Sanchez emphasized that Trump's felony conviction underscores the rationale behind taxpayers not financing tributes to him. These bills represent a significant effort to hold accountable those who wielded executive power and subsequently faced legal repercussions, challenging the norms surrounding post-presidency benefits.

After the January 6 attack on the Capitol, I introduced this bill as a response to the ongoing threat Donald Trump poses to our democracy," she stated. "His increasingly hostile behavior and divisive rhetoric make it clear that he does not belong in the White House, nor does he warrant monuments erected in his honor.

While the prospects for either bill advancing are dim with Republican control of at least one chamber of Congress, the mere suggestion of stripping Trump of his post-presidency Secret Service protection prompted a House GOP member to accuse Democrats of effectively endorsing violence against Trump.

Rep. Andy Biggs (R-Ariz.) criticized the notion, stating on right-wing news outlet Newsmax that proposing such legislation amounts to advocating for Trump's exposure to physical harm, even potential assassination. "It's outrageous that we're even discussing this," Biggs remarked.

When asked whether he intends to reintroduce his bill should Democrats secure control of the House in the November elections, Rep. Bennie Thompson was cautious. "We'll see how it goes this time. Who knows? Stranger things have happened," he remarked. "It's an idea worth considering. The feedback I've received suggests it has merit. Why should we shield a felon?

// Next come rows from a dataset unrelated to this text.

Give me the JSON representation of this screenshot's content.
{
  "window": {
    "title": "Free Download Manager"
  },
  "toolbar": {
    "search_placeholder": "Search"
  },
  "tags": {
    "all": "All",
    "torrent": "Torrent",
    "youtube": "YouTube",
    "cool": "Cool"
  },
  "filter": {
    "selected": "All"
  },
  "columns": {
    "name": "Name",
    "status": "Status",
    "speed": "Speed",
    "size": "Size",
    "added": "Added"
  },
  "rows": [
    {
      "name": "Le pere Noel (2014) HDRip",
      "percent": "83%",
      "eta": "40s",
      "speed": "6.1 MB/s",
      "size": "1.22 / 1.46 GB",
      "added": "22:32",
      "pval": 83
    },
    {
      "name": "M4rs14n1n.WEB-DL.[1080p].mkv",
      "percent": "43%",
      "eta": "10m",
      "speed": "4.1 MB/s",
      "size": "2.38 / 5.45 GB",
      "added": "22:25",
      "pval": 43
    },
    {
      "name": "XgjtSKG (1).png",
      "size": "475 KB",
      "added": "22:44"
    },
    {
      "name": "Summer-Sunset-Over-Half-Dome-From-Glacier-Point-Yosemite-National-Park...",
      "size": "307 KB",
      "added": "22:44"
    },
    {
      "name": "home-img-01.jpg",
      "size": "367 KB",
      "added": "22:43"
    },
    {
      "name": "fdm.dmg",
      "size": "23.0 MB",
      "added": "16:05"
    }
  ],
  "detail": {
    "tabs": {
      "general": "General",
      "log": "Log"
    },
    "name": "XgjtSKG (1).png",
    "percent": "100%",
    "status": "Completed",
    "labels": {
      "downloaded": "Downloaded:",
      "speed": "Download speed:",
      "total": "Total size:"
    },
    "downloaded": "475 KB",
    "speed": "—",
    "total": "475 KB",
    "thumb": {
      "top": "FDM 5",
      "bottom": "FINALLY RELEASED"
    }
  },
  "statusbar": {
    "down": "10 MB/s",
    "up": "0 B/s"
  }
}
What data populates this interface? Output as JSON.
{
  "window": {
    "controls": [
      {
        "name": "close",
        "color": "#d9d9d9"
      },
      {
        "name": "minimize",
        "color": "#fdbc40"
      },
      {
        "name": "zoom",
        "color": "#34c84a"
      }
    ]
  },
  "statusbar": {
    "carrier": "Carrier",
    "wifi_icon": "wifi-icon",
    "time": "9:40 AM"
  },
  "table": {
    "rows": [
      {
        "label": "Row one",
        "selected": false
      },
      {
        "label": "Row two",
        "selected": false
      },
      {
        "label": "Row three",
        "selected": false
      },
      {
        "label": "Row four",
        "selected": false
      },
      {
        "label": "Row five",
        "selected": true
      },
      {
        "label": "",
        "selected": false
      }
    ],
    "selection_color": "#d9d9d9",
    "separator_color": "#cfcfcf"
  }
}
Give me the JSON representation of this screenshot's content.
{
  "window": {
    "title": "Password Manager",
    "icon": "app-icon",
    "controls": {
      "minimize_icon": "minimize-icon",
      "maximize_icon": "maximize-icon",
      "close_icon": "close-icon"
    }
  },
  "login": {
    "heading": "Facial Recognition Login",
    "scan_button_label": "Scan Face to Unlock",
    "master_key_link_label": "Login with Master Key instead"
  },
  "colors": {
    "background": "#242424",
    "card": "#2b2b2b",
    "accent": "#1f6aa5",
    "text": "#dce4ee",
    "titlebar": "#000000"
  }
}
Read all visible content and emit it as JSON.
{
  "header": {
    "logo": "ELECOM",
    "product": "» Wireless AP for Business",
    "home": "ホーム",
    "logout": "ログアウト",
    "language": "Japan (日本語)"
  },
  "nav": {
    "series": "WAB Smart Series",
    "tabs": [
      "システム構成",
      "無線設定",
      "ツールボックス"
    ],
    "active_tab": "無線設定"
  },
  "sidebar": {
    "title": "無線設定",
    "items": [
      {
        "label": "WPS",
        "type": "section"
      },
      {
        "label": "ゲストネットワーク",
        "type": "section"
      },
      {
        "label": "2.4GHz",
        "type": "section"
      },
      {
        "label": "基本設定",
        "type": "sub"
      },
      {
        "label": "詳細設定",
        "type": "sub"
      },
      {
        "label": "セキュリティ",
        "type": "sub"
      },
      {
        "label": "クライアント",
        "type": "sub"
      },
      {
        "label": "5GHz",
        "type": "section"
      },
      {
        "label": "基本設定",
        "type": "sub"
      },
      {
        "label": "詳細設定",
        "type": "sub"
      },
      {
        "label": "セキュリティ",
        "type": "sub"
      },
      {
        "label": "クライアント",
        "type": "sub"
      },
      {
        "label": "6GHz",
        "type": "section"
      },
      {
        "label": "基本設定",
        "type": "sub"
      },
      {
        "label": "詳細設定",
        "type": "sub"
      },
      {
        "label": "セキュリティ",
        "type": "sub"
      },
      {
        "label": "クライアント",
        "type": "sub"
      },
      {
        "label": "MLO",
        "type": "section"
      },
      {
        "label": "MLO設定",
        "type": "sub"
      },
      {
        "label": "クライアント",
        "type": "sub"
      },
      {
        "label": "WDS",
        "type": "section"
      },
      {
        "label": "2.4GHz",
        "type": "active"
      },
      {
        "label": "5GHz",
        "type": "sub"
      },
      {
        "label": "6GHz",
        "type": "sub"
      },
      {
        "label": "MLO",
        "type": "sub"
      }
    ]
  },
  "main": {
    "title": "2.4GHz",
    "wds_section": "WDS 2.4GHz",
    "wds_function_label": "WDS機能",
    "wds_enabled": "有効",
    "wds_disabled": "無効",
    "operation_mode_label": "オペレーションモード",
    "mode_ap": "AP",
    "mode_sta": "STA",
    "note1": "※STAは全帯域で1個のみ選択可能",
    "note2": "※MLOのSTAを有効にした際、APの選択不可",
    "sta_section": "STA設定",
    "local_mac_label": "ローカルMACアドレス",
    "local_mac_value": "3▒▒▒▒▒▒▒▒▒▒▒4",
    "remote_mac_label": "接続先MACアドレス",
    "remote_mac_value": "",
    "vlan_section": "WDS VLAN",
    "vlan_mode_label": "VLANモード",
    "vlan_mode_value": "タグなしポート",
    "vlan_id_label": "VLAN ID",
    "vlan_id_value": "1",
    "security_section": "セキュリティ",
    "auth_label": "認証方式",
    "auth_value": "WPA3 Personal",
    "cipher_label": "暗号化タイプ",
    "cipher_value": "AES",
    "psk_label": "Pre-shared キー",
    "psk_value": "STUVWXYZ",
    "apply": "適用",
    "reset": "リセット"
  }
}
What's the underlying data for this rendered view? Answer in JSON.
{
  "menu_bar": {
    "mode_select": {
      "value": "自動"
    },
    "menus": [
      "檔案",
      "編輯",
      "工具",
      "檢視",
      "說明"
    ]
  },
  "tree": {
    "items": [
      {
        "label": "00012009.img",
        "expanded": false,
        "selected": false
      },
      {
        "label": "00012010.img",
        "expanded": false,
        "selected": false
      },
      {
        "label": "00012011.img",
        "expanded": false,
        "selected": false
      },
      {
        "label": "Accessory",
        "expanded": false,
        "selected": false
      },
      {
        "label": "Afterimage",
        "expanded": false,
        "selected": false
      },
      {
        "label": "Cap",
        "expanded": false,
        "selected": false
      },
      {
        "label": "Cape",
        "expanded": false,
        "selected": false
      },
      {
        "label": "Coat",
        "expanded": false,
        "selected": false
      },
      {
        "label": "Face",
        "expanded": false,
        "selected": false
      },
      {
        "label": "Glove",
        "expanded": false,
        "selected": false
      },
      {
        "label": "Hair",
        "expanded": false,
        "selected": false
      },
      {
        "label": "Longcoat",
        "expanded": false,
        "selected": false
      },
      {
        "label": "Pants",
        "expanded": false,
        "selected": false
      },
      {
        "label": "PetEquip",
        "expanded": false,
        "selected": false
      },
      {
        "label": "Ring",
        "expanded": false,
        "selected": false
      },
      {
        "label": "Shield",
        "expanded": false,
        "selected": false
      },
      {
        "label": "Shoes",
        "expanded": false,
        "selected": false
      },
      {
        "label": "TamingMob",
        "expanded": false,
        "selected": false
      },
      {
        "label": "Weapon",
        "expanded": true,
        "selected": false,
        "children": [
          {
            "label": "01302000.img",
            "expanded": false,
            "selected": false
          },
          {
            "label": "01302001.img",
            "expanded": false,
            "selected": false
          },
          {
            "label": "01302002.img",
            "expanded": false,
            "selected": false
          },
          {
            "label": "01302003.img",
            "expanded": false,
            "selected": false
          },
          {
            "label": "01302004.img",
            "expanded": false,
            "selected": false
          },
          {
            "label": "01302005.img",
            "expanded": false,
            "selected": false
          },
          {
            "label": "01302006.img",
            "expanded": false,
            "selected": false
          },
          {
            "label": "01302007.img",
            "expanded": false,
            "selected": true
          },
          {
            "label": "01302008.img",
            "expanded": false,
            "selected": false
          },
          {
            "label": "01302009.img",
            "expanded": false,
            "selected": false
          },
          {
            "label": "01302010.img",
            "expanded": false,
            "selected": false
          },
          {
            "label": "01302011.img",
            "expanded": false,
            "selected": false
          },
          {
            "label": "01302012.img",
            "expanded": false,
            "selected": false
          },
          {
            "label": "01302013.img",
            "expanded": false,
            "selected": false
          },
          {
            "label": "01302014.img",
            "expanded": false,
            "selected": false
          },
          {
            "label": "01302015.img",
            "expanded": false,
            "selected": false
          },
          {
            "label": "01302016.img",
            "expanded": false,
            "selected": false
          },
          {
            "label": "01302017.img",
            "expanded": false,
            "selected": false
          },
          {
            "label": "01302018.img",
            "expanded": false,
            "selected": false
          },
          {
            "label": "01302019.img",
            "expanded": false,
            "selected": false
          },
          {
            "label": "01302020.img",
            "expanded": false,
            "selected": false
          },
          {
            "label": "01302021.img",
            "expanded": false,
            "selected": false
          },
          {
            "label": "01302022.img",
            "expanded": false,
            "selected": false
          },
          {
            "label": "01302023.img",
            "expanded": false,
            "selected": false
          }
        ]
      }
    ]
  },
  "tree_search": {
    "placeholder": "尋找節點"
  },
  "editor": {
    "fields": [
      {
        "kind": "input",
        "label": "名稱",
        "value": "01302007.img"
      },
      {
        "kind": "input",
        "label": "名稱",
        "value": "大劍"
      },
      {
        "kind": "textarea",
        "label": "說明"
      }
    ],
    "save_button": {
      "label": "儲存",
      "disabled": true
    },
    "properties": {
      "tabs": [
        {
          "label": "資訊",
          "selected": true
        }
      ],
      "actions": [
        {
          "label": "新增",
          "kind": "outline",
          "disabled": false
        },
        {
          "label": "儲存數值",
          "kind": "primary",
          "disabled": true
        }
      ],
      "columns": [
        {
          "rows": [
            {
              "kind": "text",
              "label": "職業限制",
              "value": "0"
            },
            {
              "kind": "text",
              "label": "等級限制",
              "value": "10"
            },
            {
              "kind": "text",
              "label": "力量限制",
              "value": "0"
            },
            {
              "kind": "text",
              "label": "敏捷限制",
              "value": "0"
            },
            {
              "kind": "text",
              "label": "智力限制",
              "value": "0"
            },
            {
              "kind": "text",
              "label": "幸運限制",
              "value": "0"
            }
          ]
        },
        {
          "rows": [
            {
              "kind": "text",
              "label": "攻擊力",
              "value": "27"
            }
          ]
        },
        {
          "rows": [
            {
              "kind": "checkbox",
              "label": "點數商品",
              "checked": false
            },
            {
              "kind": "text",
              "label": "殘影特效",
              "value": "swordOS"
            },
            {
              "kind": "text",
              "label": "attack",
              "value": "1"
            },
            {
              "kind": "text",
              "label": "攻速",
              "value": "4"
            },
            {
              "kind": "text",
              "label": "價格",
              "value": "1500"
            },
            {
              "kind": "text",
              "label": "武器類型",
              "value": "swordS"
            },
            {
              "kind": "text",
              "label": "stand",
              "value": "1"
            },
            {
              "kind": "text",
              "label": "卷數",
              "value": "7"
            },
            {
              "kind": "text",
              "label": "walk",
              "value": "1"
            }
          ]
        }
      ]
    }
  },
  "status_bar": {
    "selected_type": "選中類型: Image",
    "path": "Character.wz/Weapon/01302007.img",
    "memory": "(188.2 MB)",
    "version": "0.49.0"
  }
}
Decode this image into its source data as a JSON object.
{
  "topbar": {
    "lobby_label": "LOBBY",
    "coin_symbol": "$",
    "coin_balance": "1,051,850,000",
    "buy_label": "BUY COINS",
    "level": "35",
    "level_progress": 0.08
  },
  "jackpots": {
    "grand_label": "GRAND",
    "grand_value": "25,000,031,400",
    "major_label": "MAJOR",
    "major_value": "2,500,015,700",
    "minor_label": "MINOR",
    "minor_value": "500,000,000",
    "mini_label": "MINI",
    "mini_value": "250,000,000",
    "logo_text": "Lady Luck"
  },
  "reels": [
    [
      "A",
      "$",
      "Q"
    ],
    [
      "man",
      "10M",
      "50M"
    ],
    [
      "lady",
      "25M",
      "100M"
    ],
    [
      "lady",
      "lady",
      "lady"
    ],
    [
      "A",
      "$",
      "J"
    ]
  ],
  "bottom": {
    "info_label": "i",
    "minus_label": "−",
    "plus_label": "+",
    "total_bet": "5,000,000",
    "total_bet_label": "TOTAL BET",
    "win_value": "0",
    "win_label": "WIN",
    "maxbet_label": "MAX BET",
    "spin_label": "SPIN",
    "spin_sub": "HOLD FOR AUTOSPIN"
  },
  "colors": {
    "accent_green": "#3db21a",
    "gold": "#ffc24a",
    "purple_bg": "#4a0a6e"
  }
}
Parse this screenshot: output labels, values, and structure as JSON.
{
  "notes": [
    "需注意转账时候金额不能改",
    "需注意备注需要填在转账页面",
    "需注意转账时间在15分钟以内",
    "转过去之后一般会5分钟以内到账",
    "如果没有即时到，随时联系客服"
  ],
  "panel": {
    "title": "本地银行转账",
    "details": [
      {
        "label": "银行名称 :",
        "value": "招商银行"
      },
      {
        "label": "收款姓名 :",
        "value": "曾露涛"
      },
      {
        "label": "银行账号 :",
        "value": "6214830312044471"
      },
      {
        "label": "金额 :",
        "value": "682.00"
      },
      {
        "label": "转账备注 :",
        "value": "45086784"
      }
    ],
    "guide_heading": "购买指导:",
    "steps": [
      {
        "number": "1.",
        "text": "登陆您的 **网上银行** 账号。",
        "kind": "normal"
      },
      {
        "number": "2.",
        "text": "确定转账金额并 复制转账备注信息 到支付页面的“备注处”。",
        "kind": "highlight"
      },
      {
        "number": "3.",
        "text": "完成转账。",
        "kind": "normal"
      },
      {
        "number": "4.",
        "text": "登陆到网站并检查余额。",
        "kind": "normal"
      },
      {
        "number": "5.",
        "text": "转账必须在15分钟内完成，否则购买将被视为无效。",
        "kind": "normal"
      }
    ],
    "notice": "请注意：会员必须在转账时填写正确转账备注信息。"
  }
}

In conclusion, the debate surrounding the proposed bills targeting Donald Trump's post-presidency privileges underscores the deep divisions within American politics. While Democrats argue for accountability and the protection of democratic norms, Republicans decry what they perceive as an attempt to endanger Trump's safety. With the fate of these bills uncertain in the current political landscape, the controversy surrounding Trump's potential loss of Secret Service protection highlights the ongoing polarization and contentiousness in American governance. As the discussion continues, it remains to be seen how the balance between accountability and security will be addressed in the post-Trump era.